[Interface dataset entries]
____________
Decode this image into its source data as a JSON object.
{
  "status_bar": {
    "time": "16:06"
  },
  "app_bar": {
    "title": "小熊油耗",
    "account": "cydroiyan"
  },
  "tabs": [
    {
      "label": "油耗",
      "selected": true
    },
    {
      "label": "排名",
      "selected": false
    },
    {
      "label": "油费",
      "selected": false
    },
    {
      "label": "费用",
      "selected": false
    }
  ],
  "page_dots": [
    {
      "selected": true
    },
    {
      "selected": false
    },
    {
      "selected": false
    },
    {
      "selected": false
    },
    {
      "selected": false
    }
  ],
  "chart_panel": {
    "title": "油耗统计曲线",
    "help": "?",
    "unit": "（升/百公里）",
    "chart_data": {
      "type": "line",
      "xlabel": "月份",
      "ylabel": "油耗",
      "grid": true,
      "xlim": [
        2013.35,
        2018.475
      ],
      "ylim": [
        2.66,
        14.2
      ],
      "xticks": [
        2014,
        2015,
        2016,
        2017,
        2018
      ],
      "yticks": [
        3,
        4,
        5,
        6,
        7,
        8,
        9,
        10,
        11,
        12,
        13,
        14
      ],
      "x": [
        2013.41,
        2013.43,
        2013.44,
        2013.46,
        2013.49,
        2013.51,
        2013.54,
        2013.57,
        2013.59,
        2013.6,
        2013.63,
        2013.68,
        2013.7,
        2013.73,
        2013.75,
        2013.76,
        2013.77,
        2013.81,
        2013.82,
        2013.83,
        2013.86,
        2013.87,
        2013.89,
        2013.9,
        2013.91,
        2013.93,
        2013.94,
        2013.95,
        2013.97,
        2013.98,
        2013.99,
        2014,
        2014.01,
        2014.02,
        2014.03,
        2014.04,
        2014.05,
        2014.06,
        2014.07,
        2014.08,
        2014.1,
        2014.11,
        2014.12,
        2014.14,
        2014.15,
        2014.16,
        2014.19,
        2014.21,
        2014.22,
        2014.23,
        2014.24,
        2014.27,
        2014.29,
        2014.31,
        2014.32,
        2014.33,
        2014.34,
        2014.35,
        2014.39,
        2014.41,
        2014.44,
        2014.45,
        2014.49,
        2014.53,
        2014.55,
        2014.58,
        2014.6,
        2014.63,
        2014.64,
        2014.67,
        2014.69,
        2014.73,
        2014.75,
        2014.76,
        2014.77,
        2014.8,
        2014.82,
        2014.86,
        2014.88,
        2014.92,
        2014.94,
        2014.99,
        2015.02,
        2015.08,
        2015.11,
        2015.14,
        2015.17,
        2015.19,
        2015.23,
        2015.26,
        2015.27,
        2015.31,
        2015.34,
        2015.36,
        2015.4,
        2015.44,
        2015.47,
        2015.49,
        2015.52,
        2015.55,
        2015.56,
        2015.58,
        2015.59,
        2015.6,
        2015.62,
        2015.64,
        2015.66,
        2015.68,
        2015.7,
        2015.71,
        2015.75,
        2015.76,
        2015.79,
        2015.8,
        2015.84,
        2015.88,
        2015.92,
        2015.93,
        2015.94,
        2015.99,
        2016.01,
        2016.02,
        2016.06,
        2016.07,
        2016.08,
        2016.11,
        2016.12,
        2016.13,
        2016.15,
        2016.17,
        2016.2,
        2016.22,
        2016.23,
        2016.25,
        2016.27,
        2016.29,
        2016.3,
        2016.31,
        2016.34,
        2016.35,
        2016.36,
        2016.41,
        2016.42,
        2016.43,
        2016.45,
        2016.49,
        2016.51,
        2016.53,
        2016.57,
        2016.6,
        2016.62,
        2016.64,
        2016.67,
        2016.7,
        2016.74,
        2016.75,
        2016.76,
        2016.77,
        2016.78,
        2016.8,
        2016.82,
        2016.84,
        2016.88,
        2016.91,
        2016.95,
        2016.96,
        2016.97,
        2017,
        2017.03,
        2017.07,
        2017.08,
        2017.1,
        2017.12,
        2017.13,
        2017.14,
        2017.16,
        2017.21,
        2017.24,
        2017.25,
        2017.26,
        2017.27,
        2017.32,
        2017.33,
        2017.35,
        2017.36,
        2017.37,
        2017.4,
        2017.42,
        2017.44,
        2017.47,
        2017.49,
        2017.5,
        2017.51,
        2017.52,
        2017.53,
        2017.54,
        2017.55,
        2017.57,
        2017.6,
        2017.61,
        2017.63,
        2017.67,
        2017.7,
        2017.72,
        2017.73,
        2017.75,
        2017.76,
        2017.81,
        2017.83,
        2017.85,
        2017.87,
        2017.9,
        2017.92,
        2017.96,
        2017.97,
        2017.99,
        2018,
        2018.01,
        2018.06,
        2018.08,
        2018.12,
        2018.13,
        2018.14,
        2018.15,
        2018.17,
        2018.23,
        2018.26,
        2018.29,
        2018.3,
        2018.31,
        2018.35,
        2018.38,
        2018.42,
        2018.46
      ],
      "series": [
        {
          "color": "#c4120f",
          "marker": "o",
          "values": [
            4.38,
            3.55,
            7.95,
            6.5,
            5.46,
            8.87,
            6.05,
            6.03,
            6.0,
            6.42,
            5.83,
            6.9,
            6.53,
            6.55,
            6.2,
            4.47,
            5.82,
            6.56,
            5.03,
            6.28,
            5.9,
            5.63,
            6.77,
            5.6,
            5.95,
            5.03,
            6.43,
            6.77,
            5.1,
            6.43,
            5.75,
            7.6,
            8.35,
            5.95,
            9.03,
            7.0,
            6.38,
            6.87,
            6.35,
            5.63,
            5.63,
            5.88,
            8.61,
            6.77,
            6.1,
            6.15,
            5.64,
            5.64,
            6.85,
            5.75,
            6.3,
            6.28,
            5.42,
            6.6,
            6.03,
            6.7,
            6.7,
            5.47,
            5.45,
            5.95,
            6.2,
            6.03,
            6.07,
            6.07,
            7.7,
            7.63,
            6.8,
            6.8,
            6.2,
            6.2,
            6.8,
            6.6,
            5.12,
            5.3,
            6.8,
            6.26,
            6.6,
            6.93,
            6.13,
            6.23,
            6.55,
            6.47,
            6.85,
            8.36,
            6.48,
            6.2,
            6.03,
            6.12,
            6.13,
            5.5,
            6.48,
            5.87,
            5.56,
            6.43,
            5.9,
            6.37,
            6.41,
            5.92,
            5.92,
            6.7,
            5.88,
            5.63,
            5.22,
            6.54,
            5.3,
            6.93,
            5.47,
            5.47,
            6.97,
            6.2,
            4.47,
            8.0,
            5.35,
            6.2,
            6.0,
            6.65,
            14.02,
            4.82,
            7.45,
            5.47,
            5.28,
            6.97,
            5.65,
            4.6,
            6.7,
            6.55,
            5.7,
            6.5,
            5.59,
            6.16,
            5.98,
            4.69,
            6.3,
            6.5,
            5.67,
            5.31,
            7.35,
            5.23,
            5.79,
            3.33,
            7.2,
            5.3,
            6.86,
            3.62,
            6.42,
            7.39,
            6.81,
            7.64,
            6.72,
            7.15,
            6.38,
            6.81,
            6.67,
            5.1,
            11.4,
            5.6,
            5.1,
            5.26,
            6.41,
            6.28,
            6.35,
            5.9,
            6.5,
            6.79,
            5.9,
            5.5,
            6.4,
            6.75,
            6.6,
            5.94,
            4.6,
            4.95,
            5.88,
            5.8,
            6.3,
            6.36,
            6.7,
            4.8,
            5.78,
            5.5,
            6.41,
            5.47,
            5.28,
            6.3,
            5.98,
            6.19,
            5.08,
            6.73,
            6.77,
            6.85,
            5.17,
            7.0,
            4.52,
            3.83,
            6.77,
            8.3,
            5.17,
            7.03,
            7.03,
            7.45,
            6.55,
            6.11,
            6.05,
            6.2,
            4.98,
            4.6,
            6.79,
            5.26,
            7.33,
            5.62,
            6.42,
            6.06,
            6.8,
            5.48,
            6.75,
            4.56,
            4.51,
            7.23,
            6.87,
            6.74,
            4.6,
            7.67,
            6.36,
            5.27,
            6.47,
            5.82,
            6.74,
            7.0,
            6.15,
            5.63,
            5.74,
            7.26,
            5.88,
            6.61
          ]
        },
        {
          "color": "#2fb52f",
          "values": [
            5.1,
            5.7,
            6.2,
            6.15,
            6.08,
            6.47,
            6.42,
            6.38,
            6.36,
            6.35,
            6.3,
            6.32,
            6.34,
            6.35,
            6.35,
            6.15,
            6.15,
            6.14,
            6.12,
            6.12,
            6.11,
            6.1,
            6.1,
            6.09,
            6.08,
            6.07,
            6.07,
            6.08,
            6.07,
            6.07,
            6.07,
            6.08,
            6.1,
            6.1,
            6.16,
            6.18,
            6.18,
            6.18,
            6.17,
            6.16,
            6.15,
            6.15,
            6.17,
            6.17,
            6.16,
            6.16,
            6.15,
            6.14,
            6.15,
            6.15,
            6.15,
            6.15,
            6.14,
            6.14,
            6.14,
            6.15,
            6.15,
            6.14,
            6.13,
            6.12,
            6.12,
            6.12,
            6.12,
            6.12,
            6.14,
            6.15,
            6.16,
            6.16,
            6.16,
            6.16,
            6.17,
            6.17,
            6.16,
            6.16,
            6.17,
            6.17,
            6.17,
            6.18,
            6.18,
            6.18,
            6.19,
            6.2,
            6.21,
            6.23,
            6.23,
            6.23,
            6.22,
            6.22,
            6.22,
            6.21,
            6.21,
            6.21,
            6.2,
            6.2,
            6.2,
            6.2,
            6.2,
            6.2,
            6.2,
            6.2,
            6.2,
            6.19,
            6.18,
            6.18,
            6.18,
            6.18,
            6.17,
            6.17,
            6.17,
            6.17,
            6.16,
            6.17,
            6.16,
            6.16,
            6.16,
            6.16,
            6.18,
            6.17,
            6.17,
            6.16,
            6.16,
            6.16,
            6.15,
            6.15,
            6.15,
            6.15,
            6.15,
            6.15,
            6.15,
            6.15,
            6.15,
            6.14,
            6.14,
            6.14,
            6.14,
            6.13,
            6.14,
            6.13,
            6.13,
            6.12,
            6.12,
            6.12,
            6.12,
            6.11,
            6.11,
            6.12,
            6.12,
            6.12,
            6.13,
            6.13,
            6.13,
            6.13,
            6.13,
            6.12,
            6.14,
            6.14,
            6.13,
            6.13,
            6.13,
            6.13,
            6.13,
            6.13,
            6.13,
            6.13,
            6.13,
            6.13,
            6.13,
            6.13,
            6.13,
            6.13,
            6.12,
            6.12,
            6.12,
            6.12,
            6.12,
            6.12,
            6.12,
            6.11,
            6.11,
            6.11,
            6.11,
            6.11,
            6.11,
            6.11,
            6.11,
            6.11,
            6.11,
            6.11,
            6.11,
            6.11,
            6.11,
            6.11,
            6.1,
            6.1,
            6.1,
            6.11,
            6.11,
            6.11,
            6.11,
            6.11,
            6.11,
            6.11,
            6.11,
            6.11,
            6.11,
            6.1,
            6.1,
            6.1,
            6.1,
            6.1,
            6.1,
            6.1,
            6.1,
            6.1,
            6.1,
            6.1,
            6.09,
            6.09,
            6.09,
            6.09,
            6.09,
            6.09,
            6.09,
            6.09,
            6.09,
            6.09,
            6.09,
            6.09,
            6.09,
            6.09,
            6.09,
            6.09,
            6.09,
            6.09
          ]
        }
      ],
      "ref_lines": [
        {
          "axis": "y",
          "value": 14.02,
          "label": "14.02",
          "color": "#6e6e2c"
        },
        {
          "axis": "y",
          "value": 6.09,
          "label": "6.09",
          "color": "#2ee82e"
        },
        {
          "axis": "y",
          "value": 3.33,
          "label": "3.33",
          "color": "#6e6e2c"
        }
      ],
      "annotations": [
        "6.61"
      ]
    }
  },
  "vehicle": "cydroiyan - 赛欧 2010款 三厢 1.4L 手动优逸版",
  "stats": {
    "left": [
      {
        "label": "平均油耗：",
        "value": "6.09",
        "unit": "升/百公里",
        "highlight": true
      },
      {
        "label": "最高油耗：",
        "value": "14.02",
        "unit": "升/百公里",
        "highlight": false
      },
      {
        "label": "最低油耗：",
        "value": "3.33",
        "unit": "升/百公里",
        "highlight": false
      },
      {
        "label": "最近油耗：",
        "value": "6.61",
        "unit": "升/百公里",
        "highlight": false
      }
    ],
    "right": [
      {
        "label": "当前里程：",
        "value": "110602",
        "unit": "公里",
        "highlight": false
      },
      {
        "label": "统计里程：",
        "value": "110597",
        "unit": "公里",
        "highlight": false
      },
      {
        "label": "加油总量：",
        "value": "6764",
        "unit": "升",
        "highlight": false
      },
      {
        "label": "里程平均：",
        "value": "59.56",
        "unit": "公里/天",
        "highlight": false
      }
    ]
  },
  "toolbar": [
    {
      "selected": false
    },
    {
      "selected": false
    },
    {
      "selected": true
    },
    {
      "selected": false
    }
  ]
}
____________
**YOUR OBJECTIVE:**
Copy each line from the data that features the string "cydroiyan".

**WRITTEN SOLUTION:**
    "account": "cydroiyan"
  "vehicle": "cydroiyan - 赛欧 2010款 三厢 1.4L 手动优逸版",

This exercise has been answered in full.